Ooh, and then there's the action sequences! And there are quite a few of those. Wow, what energy and choreography must have gone into them to make them so convincing. I felt like I was watching a bigger budget film like Pirates of the Caribbean. They really worked hard on those scenes and it shows.
Finally, there's always the warm fuzzy you get when someone realizes that their own strength is never actually enough. That they need to rely on Someone else in order to change. The Christian message is fairly subtle in Beyond the Mask, but it is still there, and it was heartwarming to watch William, who was masquerading as a vicar, actually come to genuine faith. I loved that.
❤ The Not So Good Bits ❤

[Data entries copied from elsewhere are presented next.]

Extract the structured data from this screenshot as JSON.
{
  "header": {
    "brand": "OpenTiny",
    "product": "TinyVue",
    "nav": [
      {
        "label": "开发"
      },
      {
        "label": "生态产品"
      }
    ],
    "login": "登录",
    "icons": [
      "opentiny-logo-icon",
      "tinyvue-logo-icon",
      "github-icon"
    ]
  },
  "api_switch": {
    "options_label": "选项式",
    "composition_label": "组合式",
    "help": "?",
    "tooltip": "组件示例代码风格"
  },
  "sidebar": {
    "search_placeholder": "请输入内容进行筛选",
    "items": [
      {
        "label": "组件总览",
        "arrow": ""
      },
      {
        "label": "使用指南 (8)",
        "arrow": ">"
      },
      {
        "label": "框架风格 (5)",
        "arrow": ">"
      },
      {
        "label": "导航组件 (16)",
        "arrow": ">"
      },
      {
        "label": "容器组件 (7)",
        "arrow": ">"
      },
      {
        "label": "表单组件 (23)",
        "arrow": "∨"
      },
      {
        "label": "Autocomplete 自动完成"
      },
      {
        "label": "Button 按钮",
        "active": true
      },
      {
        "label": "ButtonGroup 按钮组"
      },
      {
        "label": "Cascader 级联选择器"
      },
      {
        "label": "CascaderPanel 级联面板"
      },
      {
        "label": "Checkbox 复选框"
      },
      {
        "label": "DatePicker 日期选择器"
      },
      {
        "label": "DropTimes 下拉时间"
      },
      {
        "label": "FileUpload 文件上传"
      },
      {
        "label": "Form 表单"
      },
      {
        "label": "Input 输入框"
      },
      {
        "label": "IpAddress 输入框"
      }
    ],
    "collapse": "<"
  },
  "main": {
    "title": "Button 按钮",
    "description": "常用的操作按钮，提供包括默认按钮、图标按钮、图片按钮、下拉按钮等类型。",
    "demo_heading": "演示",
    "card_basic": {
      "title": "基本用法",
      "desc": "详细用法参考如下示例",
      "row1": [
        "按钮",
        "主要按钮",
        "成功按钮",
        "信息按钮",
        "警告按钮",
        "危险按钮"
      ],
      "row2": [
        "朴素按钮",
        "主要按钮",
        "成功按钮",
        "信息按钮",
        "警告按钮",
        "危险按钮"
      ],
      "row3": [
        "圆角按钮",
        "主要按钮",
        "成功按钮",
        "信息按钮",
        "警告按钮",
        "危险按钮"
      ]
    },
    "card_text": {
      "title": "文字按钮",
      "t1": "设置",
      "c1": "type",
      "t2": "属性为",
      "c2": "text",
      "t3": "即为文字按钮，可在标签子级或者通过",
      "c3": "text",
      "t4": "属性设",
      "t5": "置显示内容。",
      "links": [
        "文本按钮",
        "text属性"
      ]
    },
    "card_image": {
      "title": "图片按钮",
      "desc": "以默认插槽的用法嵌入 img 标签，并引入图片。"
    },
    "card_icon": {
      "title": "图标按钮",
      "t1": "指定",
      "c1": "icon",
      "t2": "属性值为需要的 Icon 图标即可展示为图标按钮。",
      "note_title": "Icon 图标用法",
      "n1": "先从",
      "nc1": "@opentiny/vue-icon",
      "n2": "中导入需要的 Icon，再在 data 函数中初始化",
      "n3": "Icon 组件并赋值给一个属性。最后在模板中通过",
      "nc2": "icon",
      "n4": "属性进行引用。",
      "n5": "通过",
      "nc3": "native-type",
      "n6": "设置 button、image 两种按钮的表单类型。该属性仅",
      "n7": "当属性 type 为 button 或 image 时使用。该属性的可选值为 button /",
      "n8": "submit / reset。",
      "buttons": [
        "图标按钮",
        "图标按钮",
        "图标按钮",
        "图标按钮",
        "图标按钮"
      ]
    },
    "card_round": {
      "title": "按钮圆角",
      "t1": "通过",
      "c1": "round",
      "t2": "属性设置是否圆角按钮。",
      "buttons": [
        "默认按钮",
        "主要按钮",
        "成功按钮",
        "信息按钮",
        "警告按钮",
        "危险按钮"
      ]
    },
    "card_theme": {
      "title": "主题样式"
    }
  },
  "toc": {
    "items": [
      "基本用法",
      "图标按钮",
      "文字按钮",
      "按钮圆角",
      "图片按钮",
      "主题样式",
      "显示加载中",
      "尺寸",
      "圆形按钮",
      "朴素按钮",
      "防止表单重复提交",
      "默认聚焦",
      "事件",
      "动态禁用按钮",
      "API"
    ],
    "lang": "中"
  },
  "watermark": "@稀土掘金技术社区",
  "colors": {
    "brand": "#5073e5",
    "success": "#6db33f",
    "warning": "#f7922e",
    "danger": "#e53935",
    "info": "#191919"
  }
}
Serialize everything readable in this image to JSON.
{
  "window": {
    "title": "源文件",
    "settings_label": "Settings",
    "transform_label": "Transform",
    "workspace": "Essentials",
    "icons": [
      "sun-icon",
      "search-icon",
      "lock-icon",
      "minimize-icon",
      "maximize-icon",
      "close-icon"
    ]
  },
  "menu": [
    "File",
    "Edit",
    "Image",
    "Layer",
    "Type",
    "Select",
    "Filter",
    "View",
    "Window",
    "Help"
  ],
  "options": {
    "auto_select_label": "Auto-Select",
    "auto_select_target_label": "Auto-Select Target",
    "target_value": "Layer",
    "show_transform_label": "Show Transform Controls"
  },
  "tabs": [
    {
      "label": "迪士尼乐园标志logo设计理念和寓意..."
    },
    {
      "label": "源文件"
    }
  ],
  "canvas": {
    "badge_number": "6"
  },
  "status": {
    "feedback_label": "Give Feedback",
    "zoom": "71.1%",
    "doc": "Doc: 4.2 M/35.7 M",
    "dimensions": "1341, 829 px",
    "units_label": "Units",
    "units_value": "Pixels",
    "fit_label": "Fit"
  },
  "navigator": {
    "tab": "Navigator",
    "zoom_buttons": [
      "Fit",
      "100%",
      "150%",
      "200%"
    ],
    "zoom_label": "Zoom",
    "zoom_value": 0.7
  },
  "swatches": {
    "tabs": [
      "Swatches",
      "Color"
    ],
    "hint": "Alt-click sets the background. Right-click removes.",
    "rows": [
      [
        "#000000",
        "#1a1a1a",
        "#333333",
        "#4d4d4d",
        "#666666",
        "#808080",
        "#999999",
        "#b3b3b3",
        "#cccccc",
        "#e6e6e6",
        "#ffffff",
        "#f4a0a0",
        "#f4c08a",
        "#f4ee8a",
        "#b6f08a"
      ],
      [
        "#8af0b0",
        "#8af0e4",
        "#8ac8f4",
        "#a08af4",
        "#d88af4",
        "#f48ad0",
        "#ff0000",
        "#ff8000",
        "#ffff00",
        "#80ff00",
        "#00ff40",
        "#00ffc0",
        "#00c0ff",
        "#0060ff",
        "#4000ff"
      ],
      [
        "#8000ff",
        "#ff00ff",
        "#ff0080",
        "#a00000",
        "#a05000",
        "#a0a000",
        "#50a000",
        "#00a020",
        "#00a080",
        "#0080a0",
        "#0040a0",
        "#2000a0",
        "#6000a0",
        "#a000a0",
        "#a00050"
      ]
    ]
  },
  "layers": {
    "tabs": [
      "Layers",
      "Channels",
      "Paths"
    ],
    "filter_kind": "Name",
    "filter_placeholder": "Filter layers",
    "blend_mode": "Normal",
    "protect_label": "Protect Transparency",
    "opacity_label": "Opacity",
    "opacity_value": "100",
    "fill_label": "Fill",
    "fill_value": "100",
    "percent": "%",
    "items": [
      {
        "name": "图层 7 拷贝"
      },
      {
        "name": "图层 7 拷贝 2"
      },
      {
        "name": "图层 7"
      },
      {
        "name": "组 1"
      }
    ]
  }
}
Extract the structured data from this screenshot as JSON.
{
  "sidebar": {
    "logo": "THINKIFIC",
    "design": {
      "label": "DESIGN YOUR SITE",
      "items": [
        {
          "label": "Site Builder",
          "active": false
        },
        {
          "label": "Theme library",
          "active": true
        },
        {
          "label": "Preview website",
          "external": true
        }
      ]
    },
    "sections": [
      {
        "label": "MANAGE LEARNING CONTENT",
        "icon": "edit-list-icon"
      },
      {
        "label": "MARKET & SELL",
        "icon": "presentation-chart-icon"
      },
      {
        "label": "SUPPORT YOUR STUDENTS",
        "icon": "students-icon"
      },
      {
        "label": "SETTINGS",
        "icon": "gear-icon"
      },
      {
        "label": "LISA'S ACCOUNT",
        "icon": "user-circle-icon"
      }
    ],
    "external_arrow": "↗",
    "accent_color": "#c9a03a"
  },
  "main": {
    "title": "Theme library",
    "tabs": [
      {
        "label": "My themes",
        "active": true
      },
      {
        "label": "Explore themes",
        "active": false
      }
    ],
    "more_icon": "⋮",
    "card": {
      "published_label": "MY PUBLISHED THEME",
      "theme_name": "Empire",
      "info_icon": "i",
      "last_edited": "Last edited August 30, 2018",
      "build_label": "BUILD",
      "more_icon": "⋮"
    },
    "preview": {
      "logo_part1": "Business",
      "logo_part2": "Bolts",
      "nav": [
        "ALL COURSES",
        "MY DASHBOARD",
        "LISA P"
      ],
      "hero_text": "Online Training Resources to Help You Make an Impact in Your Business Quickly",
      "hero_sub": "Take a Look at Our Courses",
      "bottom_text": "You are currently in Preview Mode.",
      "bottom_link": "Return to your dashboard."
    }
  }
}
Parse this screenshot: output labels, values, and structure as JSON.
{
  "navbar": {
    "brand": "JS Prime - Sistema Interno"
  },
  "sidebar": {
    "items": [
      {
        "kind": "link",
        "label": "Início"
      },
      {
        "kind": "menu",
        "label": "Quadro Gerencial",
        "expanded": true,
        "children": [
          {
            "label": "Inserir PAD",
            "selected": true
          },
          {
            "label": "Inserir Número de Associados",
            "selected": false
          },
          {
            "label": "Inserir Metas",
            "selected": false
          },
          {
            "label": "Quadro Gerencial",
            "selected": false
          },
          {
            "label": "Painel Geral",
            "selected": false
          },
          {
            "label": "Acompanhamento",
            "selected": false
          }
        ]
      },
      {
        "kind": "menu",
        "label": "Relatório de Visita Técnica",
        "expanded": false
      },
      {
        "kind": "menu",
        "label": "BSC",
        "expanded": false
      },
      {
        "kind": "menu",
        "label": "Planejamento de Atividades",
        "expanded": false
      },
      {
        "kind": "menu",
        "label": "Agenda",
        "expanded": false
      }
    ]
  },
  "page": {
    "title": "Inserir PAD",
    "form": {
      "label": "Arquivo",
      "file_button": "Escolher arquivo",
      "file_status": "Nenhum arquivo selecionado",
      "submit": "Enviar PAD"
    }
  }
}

My sister is a historian and so every once in awhile during our viewing she would dig through her autobiography of Benjamin Franklin and point out a discrepancy in his whereabouts. Because yes, they used Franklin as a character. She never bought the performance from Alan Madlane and I must agree that he seemed a little lackluster for such a larger-than-life character like Ben Franklin. So that character was a little bit of a weak point. Fortunately, he was only a secondary character.
Also, the story moves along at a fast clip. It would probably have served itself better if it had been a 3 part miniseries instead, but I know that was likely an impossible option. So, you go from him masquerading as a vicar, to months passing in a few seconds, to him going to America, to Charlotte following him with her uncle, etc. All in the span of 105 minutes of screen time. So yes, it did feel a little bit rushed, but oh well, that's not enough reason for me to have not enjoyed it.
❤ Final Thoughts ❤
Beyond the Mask seriously impressed me. I never imagined that a Christian production company would be able to successfully create a period piece, but this one worked. It's a delightful, family-friendly, adventure romp in the Colonial era. It even has some steampunk aspects to it, which I found utterly fascinating, as did my entire family. I loved it, my sister loved it, and so did our parents. Historic discrepancies aside, this is an excellent and fun period film that I easily recommend to anyone and everyone who enjoys cleaner entertainment.
And now I'm going to keep an eye on Burns Family Studios in the hope that they keep trying, keep bettering themselves, and keep delivering quality Christian entertainment. Heaven knows we need more of it in the world today!